Visitation sequence data from: Alternative flowers affect model and mimic flower discrimination performance of bumble bees
Tsujimoto, Shohei; Ishii, Hiroshi (2021), Visitation sequence data from: Alternative flowers affect model and mimic flower discrimination performance of bumble bees, Dryad, Dataset, https://doi.org/10.5061/dryad.9cnp5hqgm
Some animal-pollinated flowers produce no rewards but attract pollinators by imitating rewarding flowers. Termed Batesian floral mimicry, this phenomenon has generally been understood in terms of a common system of the organisms performing one of three roles as model flowers, mimic flowers, or signal receivers (a Batesian mimicry trinity). However, organisms other than those of the mimicry trinity may play important roles in the relationships of the trinity members.
This study examined the effect of alternative flowers that are dissimilar to either model or mimic flowers on bumble bee discrimination between model and mimic flowers. To this end, we observed bumble bees, Bombus ignitus (Smith), foraging in mixed arrays of artificial flowers mirroring either model, mimic, or alternative flowers.
Bumble bees’ ability to discriminate mimic from model flowers was impacted by the presence of alternative flowers; however, the effect was dependent on the similarity between the model and mimic flowers. This might occur because the presence of alternative flowers imposed an additional cognitive load on the bees’ working memory.
Our study suggests that alternative flowers in a community may have beneficial effects on mimic flowers by reducing the discrimination performance of pollinators.

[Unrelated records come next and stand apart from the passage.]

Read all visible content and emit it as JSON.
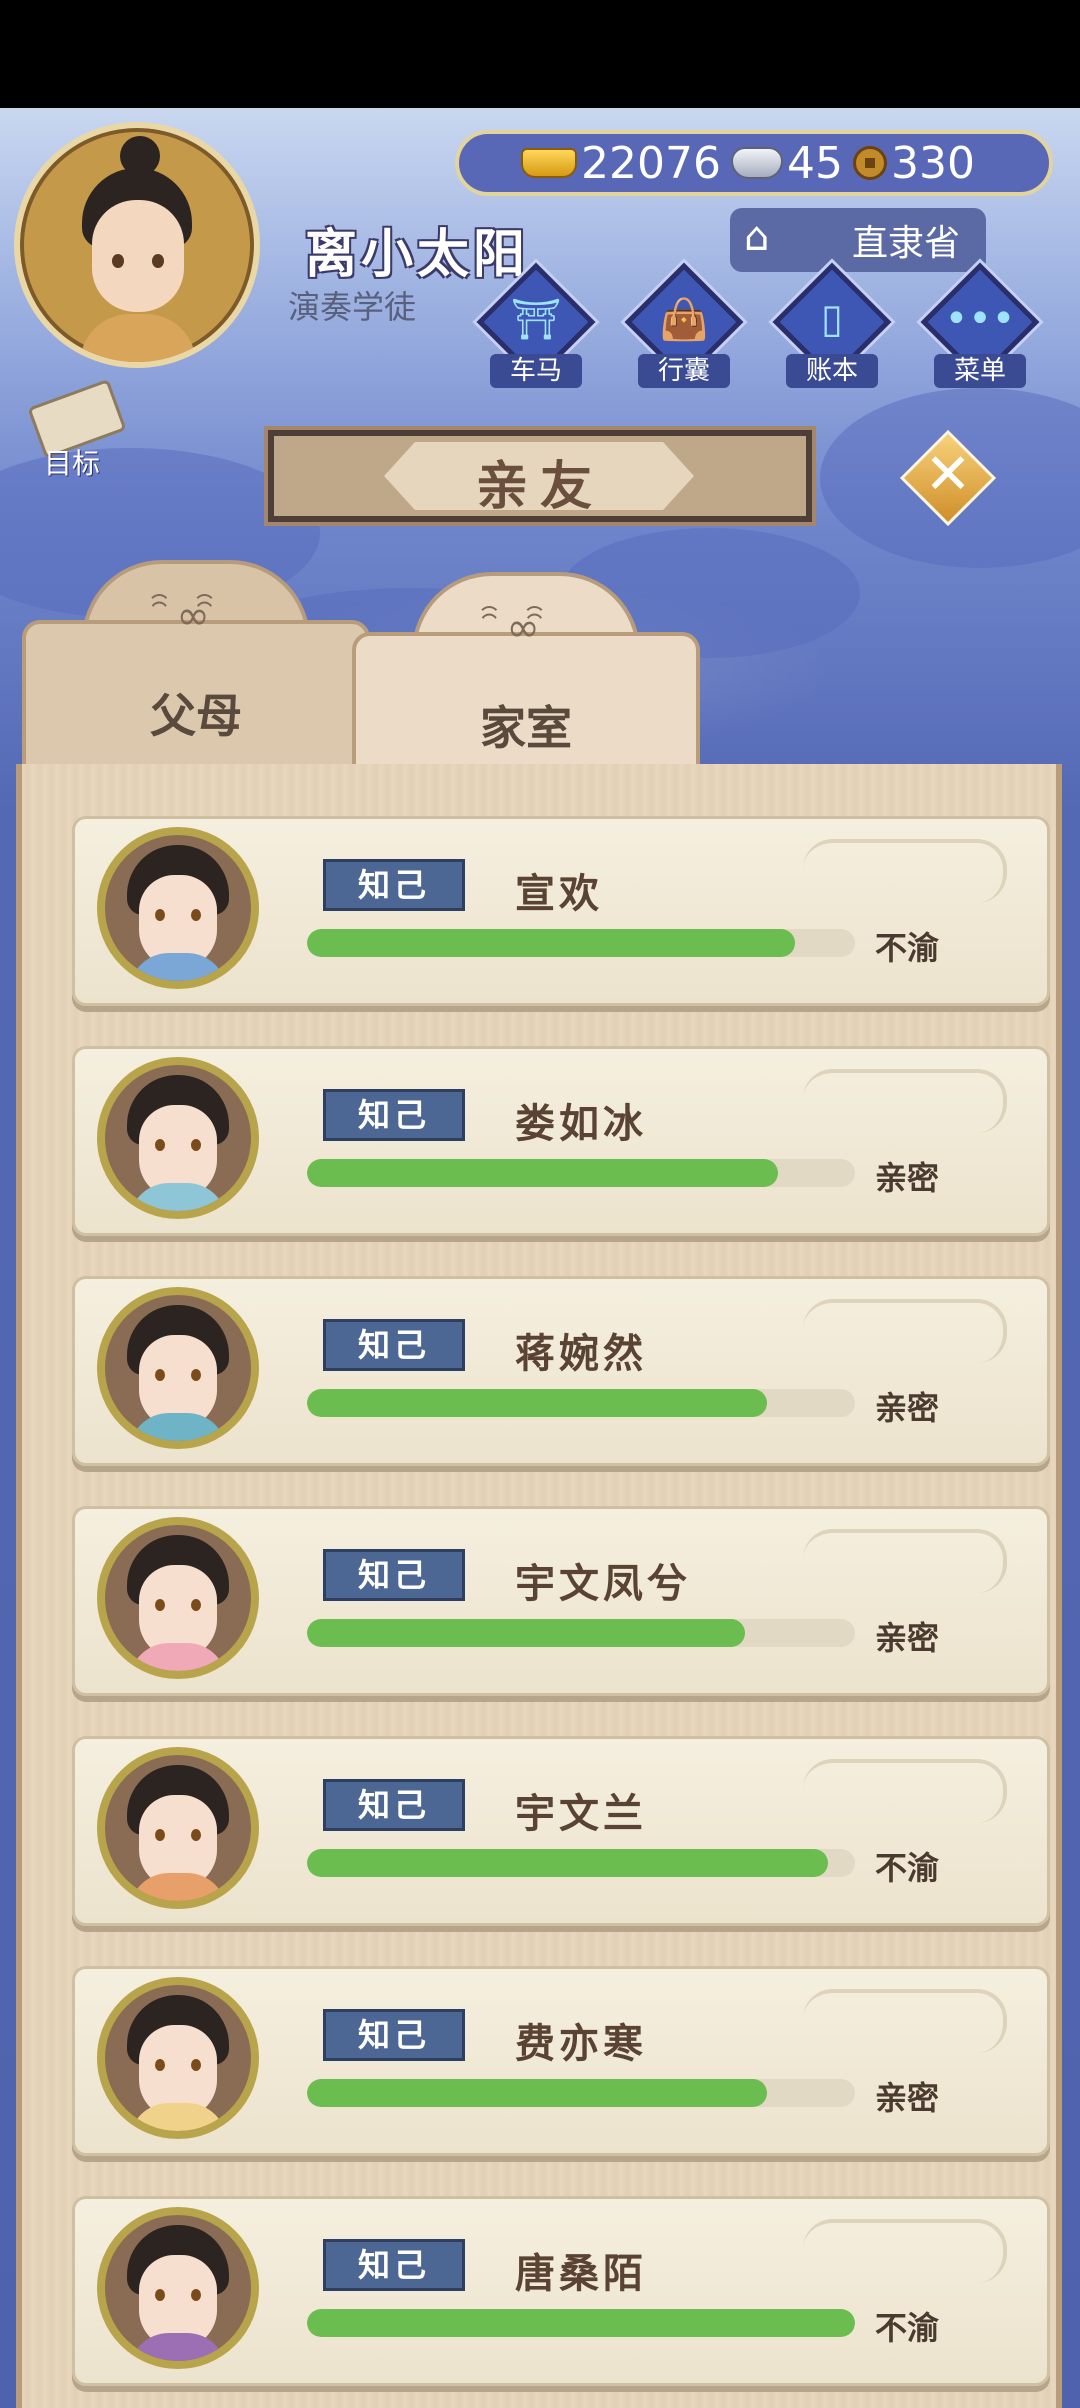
{
  "player": {
    "name": "离小太阳",
    "title": "演奏学徒"
  },
  "currency": {
    "gold": "22076",
    "silver": "45",
    "coins": "330"
  },
  "region": "直隶省",
  "menu": [
    {
      "label": "车马"
    },
    {
      "label": "行囊"
    },
    {
      "label": "账本"
    },
    {
      "label": "菜单"
    }
  ],
  "goal_label": "目标",
  "header": "亲友",
  "tabs": [
    {
      "label": "父母",
      "active": false
    },
    {
      "label": "家室",
      "active": true
    }
  ],
  "relations": [
    {
      "badge": "知己",
      "name": "宣欢",
      "status": "不渝",
      "progress": 0.89,
      "robe": "#7aa7d6"
    },
    {
      "badge": "知己",
      "name": "娄如冰",
      "status": "亲密",
      "progress": 0.86,
      "robe": "#8ec6d8"
    },
    {
      "badge": "知己",
      "name": "蒋婉然",
      "status": "亲密",
      "progress": 0.84,
      "robe": "#6fb3c7"
    },
    {
      "badge": "知己",
      "name": "宇文凤兮",
      "status": "亲密",
      "progress": 0.8,
      "robe": "#f0a9b6"
    },
    {
      "badge": "知己",
      "name": "宇文兰",
      "status": "不渝",
      "progress": 0.95,
      "robe": "#e8a06b"
    },
    {
      "badge": "知己",
      "name": "费亦寒",
      "status": "亲密",
      "progress": 0.84,
      "robe": "#f1d28b"
    },
    {
      "badge": "知己",
      "name": "唐桑陌",
      "status": "不渝",
      "progress": 1.0,
      "robe": "#9c6fb4"
    }
  ],
  "colors": {
    "bar_fill": "#6cbd4f",
    "badge": "#4d6795",
    "card": "#f5efdf"
  }
}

A variety of environmental factors that impose complex sensory inputs on pollinators’ working memory might have contributed the maintenance of Batesian floral mimicry.

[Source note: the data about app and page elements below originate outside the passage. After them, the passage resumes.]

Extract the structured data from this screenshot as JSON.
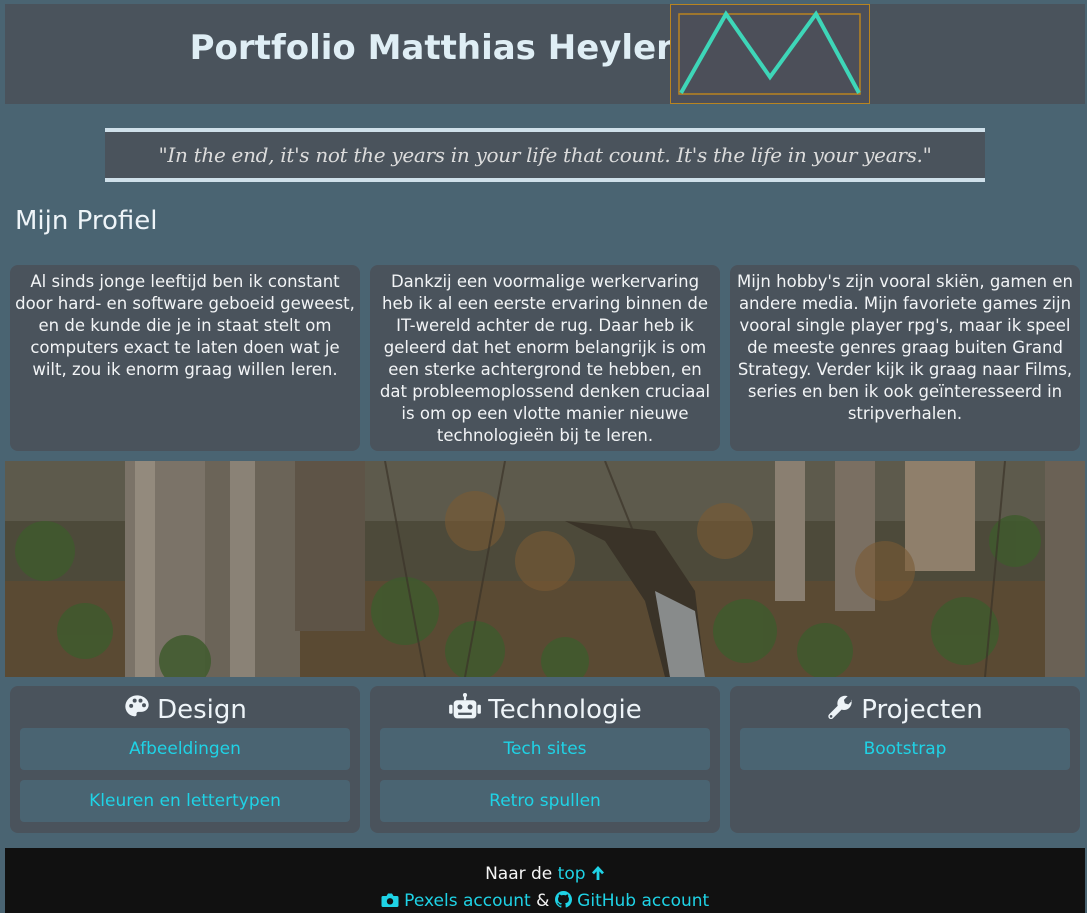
{
  "header": {
    "title": "Portfolio Matthias Heylen"
  },
  "quote": "\"In the end, it's not the years in your life that count. It's the life in your years.\"",
  "profile": {
    "title": "Mijn Profiel",
    "cards": [
      "Al sinds jonge leeftijd ben ik constant door hard- en software geboeid geweest, en de kunde die je in staat stelt om computers exact te laten doen wat je wilt, zou ik enorm graag willen leren.",
      "Dankzij een voormalige werkervaring heb ik al een eerste ervaring binnen de IT-wereld achter de rug. Daar heb ik geleerd dat het enorm belangrijk is om een sterke achtergrond te hebben, en dat probleemoplossend denken cruciaal is om op een vlotte manier nieuwe technologieën bij te leren.",
      "Mijn hobby's zijn vooral skiën, gamen en andere media. Mijn favoriete games zijn vooral single player rpg's, maar ik speel de meeste genres graag buiten Grand Strategy. Verder kijk ik graag naar Films, series en ben ik ook geïnteresseerd in stripverhalen."
    ]
  },
  "sections": [
    {
      "title": "Design",
      "icon": "palette-icon",
      "links": [
        "Afbeeldingen",
        "Kleuren en lettertypen"
      ]
    },
    {
      "title": "Technologie",
      "icon": "robot-icon",
      "links": [
        "Tech sites",
        "Retro spullen"
      ]
    },
    {
      "title": "Projecten",
      "icon": "wrench-icon",
      "links": [
        "Bootstrap"
      ]
    }
  ],
  "footer": {
    "to_top_prefix": "Naar de",
    "to_top_link": "top",
    "pexels_link": "Pexels account",
    "separator": "&",
    "github_link": "GitHub account"
  },
  "colors": {
    "background": "#4a6472",
    "panel": "#4a535c",
    "accent": "#1fd3e6",
    "logo_stroke": "#3ed6b8",
    "logo_border": "#b98420"
  }
}
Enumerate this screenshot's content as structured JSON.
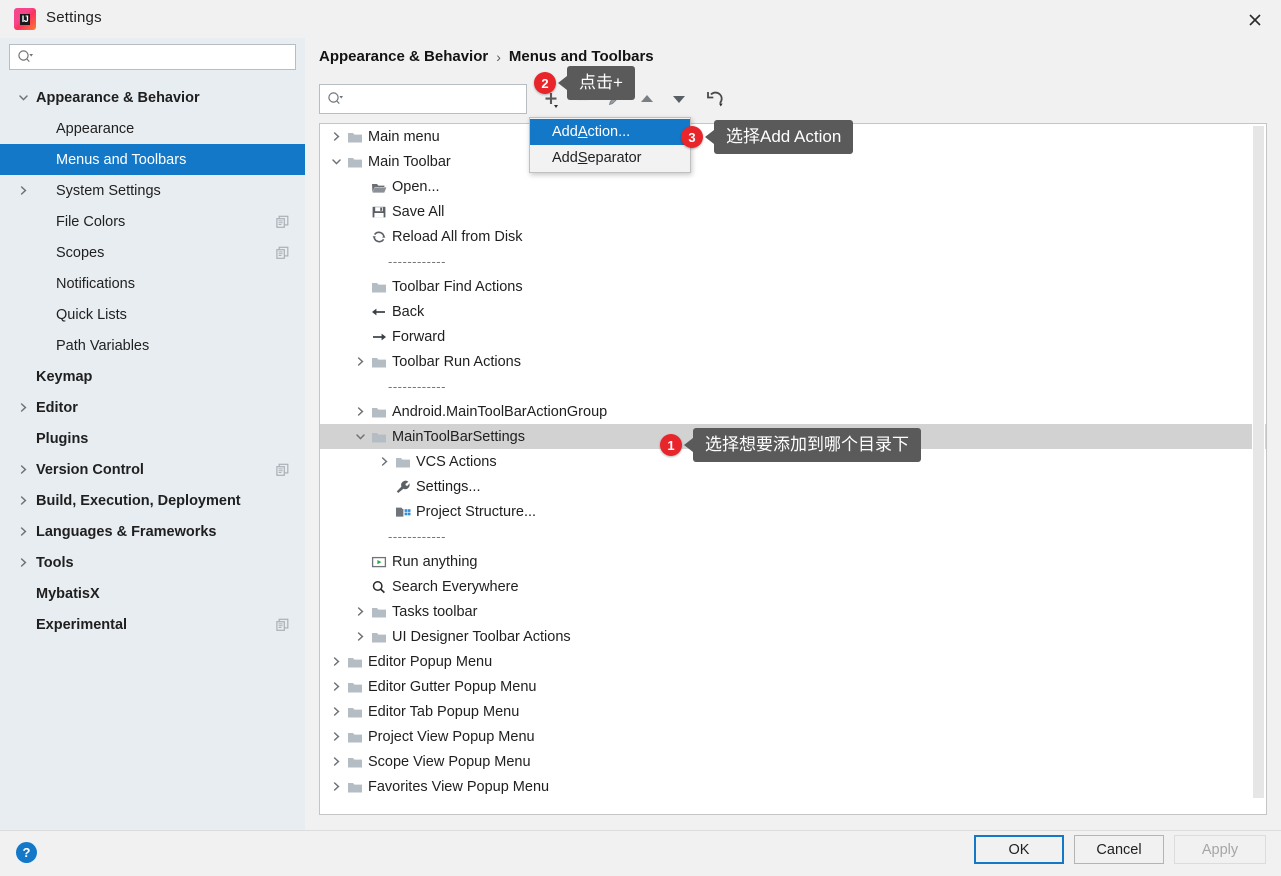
{
  "window": {
    "title": "Settings",
    "logo_text": "IJ",
    "close_icon": "close-icon"
  },
  "sidebar": {
    "search": {
      "placeholder": "",
      "value": "",
      "icon": "search-icon"
    },
    "items": [
      {
        "label": "Appearance & Behavior",
        "level": 1,
        "bold": true,
        "twisty": "chevron-down",
        "selected": false,
        "copy": false
      },
      {
        "label": "Appearance",
        "level": 2,
        "bold": false,
        "twisty": "",
        "selected": false,
        "copy": false
      },
      {
        "label": "Menus and Toolbars",
        "level": 2,
        "bold": false,
        "twisty": "",
        "selected": true,
        "copy": false
      },
      {
        "label": "System Settings",
        "level": 2,
        "bold": false,
        "twisty": "chevron-right",
        "selected": false,
        "copy": false
      },
      {
        "label": "File Colors",
        "level": 2,
        "bold": false,
        "twisty": "",
        "selected": false,
        "copy": true
      },
      {
        "label": "Scopes",
        "level": 2,
        "bold": false,
        "twisty": "",
        "selected": false,
        "copy": true
      },
      {
        "label": "Notifications",
        "level": 2,
        "bold": false,
        "twisty": "",
        "selected": false,
        "copy": false
      },
      {
        "label": "Quick Lists",
        "level": 2,
        "bold": false,
        "twisty": "",
        "selected": false,
        "copy": false
      },
      {
        "label": "Path Variables",
        "level": 2,
        "bold": false,
        "twisty": "",
        "selected": false,
        "copy": false
      },
      {
        "label": "Keymap",
        "level": 1,
        "bold": true,
        "twisty": "",
        "selected": false,
        "copy": false
      },
      {
        "label": "Editor",
        "level": 1,
        "bold": true,
        "twisty": "chevron-right",
        "selected": false,
        "copy": false
      },
      {
        "label": "Plugins",
        "level": 1,
        "bold": true,
        "twisty": "",
        "selected": false,
        "copy": false
      },
      {
        "label": "Version Control",
        "level": 1,
        "bold": true,
        "twisty": "chevron-right",
        "selected": false,
        "copy": true
      },
      {
        "label": "Build, Execution, Deployment",
        "level": 1,
        "bold": true,
        "twisty": "chevron-right",
        "selected": false,
        "copy": false
      },
      {
        "label": "Languages & Frameworks",
        "level": 1,
        "bold": true,
        "twisty": "chevron-right",
        "selected": false,
        "copy": false
      },
      {
        "label": "Tools",
        "level": 1,
        "bold": true,
        "twisty": "chevron-right",
        "selected": false,
        "copy": false
      },
      {
        "label": "MybatisX",
        "level": 1,
        "bold": true,
        "twisty": "",
        "selected": false,
        "copy": false
      },
      {
        "label": "Experimental",
        "level": 1,
        "bold": true,
        "twisty": "",
        "selected": false,
        "copy": true
      }
    ]
  },
  "main": {
    "breadcrumb": {
      "parent": "Appearance & Behavior",
      "separator": "›",
      "current": "Menus and Toolbars"
    },
    "search": {
      "placeholder": "",
      "value": "",
      "icon": "search-icon"
    },
    "toolbar": [
      {
        "name": "add-button",
        "icon": "plus-icon",
        "label": "+"
      },
      {
        "name": "remove-button",
        "icon": "minus-icon",
        "label": "−"
      },
      {
        "name": "edit-button",
        "icon": "pencil-icon",
        "label": "edit"
      },
      {
        "name": "move-up-button",
        "icon": "arrow-up-icon",
        "label": "up"
      },
      {
        "name": "move-down-button",
        "icon": "arrow-down-icon",
        "label": "down"
      },
      {
        "name": "restore-defaults-button",
        "icon": "revert-icon",
        "label": "restore"
      }
    ],
    "tree": [
      {
        "label": "Main menu",
        "indent": 0,
        "twisty": "chevron-right",
        "icon": "folder-icon",
        "selected": false
      },
      {
        "label": "Main Toolbar",
        "indent": 0,
        "twisty": "chevron-down",
        "icon": "folder-icon",
        "selected": false
      },
      {
        "label": "Open...",
        "indent": 1,
        "twisty": "",
        "icon": "open-folder-icon",
        "selected": false
      },
      {
        "label": "Save All",
        "indent": 1,
        "twisty": "",
        "icon": "save-icon",
        "selected": false
      },
      {
        "label": "Reload All from Disk",
        "indent": 1,
        "twisty": "",
        "icon": "refresh-icon",
        "selected": false
      },
      {
        "label": "------------",
        "indent": 1,
        "twisty": "",
        "icon": "separator",
        "selected": false
      },
      {
        "label": "Toolbar Find Actions",
        "indent": 1,
        "twisty": "",
        "icon": "folder-icon",
        "selected": false
      },
      {
        "label": "Back",
        "indent": 1,
        "twisty": "",
        "icon": "arrow-left-icon",
        "selected": false
      },
      {
        "label": "Forward",
        "indent": 1,
        "twisty": "",
        "icon": "arrow-right-icon",
        "selected": false
      },
      {
        "label": "Toolbar Run Actions",
        "indent": 1,
        "twisty": "chevron-right",
        "icon": "folder-icon",
        "selected": false
      },
      {
        "label": "------------",
        "indent": 1,
        "twisty": "",
        "icon": "separator",
        "selected": false
      },
      {
        "label": "Android.MainToolBarActionGroup",
        "indent": 1,
        "twisty": "chevron-right",
        "icon": "folder-icon",
        "selected": false
      },
      {
        "label": "MainToolBarSettings",
        "indent": 1,
        "twisty": "chevron-down",
        "icon": "folder-icon",
        "selected": true
      },
      {
        "label": "VCS Actions",
        "indent": 2,
        "twisty": "chevron-right",
        "icon": "folder-icon",
        "selected": false
      },
      {
        "label": "Settings...",
        "indent": 2,
        "twisty": "",
        "icon": "wrench-icon",
        "selected": false
      },
      {
        "label": "Project Structure...",
        "indent": 2,
        "twisty": "",
        "icon": "structure-icon",
        "selected": false
      },
      {
        "label": "------------",
        "indent": 1,
        "twisty": "",
        "icon": "separator",
        "selected": false
      },
      {
        "label": "Run anything",
        "indent": 1,
        "twisty": "",
        "icon": "run-icon",
        "selected": false
      },
      {
        "label": "Search Everywhere",
        "indent": 1,
        "twisty": "",
        "icon": "search-icon",
        "selected": false
      },
      {
        "label": "Tasks toolbar",
        "indent": 1,
        "twisty": "chevron-right",
        "icon": "folder-icon",
        "selected": false
      },
      {
        "label": "UI Designer Toolbar Actions",
        "indent": 1,
        "twisty": "chevron-right",
        "icon": "folder-icon",
        "selected": false
      },
      {
        "label": "Editor Popup Menu",
        "indent": 0,
        "twisty": "chevron-right",
        "icon": "folder-icon",
        "selected": false
      },
      {
        "label": "Editor Gutter Popup Menu",
        "indent": 0,
        "twisty": "chevron-right",
        "icon": "folder-icon",
        "selected": false
      },
      {
        "label": "Editor Tab Popup Menu",
        "indent": 0,
        "twisty": "chevron-right",
        "icon": "folder-icon",
        "selected": false
      },
      {
        "label": "Project View Popup Menu",
        "indent": 0,
        "twisty": "chevron-right",
        "icon": "folder-icon",
        "selected": false
      },
      {
        "label": "Scope View Popup Menu",
        "indent": 0,
        "twisty": "chevron-right",
        "icon": "folder-icon",
        "selected": false
      },
      {
        "label": "Favorites View Popup Menu",
        "indent": 0,
        "twisty": "chevron-right",
        "icon": "folder-icon",
        "selected": false
      }
    ]
  },
  "dropdown": {
    "items": [
      {
        "prefix": "Add ",
        "mnemonic": "A",
        "suffix": "ction...",
        "active": true
      },
      {
        "prefix": "Add ",
        "mnemonic": "S",
        "suffix": "eparator",
        "active": false
      }
    ]
  },
  "callouts": [
    {
      "number": "1",
      "text": "选择想要添加到哪个目录下"
    },
    {
      "number": "2",
      "text": "点击+"
    },
    {
      "number": "3",
      "text": "选择Add Action"
    }
  ],
  "footer": {
    "help_label": "?",
    "ok_label": "OK",
    "cancel_label": "Cancel",
    "apply_label": "Apply"
  },
  "colors": {
    "accent": "#1478c8",
    "badge": "#e8252a",
    "bubble": "#5a5a5a",
    "sidebar_bg": "#e8edf1",
    "selection_gray": "#d2d2d2"
  }
}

Japan Society for the Promotion of Science, Award: JP15J06079, JP23770017, and JP15K07216